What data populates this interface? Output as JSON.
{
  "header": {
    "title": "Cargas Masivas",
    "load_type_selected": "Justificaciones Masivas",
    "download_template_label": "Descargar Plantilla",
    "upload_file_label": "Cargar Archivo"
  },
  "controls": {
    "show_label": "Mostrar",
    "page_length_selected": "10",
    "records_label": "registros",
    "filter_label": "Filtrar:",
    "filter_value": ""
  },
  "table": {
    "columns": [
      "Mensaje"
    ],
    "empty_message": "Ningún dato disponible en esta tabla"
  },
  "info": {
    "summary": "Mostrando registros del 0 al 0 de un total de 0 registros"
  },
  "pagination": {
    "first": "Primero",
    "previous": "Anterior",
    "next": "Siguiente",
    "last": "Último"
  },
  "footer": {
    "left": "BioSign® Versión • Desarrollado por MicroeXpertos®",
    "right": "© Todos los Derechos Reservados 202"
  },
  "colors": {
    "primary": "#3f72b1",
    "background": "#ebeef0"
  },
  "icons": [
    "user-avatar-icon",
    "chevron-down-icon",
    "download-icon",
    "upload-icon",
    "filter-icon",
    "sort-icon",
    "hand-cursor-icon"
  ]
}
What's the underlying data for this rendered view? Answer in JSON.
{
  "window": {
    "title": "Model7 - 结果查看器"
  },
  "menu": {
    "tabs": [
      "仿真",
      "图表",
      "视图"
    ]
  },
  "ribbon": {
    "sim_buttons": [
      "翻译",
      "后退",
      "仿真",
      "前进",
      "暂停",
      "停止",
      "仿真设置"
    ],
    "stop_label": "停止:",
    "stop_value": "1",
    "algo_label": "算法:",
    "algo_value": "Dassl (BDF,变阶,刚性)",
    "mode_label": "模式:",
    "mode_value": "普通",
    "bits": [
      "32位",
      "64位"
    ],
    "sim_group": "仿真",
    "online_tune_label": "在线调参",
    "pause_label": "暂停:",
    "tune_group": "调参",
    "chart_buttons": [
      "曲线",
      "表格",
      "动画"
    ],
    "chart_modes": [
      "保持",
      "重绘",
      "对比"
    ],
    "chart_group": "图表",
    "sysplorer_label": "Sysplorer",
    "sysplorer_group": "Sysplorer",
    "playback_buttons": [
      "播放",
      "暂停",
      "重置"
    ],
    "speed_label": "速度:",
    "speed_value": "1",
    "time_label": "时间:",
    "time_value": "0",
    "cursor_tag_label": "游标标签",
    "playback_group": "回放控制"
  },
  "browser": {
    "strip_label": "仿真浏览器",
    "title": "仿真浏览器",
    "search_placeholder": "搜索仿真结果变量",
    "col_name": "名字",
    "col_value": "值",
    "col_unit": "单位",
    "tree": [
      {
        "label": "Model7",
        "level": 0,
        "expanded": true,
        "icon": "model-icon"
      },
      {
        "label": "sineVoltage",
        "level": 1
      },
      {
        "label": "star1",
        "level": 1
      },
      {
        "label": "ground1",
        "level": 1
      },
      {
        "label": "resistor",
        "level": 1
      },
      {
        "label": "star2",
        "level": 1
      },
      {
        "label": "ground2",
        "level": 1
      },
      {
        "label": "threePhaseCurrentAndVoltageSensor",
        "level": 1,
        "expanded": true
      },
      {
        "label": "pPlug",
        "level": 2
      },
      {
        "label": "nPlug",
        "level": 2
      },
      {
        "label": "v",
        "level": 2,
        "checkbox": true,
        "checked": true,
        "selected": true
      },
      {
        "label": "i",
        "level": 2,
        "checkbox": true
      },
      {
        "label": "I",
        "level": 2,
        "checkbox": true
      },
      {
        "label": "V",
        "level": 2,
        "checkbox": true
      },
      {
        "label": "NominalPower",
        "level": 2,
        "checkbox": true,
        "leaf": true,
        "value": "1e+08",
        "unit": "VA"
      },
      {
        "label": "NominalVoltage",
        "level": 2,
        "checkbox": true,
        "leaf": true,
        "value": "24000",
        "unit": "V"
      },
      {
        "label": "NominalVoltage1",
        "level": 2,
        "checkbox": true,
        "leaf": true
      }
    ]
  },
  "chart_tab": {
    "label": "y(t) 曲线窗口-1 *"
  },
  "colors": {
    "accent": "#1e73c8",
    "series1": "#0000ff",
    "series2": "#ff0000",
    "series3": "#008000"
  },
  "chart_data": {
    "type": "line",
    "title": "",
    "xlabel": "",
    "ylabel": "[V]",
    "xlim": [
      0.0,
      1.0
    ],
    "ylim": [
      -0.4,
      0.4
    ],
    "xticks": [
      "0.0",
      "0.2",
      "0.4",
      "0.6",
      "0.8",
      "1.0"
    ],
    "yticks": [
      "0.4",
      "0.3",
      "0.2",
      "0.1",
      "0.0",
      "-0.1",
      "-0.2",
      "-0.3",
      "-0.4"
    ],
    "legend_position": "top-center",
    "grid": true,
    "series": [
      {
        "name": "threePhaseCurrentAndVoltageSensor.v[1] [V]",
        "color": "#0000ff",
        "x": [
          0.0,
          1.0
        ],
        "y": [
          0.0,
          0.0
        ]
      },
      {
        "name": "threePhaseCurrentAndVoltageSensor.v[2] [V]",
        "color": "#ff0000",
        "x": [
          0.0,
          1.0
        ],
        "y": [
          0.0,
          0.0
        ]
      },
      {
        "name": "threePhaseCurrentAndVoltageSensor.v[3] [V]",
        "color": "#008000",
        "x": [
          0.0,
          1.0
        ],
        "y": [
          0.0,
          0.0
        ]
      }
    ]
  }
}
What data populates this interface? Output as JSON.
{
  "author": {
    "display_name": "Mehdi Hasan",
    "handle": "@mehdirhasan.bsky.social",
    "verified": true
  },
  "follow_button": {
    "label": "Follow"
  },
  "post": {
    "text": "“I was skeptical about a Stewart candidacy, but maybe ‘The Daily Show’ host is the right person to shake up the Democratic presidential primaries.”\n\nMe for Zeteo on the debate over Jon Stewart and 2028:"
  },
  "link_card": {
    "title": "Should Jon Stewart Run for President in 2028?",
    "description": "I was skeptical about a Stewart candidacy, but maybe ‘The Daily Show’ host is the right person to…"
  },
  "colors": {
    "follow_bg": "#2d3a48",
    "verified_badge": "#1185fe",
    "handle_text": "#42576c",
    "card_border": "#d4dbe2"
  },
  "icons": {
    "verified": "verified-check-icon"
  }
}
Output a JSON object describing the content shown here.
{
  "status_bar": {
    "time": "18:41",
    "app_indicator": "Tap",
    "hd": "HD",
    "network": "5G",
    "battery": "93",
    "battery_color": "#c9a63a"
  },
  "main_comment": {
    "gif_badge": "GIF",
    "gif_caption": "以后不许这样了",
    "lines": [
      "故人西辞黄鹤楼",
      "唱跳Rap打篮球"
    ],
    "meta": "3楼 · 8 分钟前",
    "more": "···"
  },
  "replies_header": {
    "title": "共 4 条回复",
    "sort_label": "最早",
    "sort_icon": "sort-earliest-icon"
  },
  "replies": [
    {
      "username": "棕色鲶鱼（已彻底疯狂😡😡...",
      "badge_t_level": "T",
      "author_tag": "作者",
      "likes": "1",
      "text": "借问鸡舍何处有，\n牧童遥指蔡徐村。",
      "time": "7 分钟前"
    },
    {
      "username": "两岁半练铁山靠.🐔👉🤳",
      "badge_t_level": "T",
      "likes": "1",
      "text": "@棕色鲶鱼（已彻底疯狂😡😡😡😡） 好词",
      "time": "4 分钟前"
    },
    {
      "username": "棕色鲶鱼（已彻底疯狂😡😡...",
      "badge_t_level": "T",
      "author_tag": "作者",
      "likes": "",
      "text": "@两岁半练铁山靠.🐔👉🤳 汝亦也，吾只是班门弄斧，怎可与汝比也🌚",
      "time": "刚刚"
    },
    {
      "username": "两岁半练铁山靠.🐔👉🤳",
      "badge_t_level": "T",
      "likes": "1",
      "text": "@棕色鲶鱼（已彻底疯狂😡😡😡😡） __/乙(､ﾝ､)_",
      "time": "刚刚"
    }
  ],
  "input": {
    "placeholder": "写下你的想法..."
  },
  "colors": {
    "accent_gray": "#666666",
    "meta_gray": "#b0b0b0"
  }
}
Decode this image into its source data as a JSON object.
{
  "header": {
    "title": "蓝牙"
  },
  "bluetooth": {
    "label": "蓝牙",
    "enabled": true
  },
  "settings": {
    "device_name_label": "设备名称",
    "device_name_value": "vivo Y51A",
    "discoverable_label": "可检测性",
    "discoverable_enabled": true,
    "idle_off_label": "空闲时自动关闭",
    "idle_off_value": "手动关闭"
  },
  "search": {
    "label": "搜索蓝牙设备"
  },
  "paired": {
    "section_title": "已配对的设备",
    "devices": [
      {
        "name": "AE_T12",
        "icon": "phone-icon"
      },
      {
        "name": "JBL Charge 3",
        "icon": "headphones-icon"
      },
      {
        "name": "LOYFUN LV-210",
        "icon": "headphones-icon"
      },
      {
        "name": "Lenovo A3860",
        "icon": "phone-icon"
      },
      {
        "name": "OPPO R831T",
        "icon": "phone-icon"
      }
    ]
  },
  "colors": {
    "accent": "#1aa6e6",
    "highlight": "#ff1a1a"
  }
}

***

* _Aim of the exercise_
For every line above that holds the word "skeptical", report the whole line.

* _Answer to this task_
    "text": "“I was skeptical about a Stewart candidacy, but maybe ‘The Daily Show’ host is the right person to shake up the Democratic presidential primaries.”\n\nMe for Zeteo on the debate over Jon Stewart and 2028:"
    "description": "I was skeptical about a Stewart candidacy, but maybe ‘The Daily Show’ host is the right person to…"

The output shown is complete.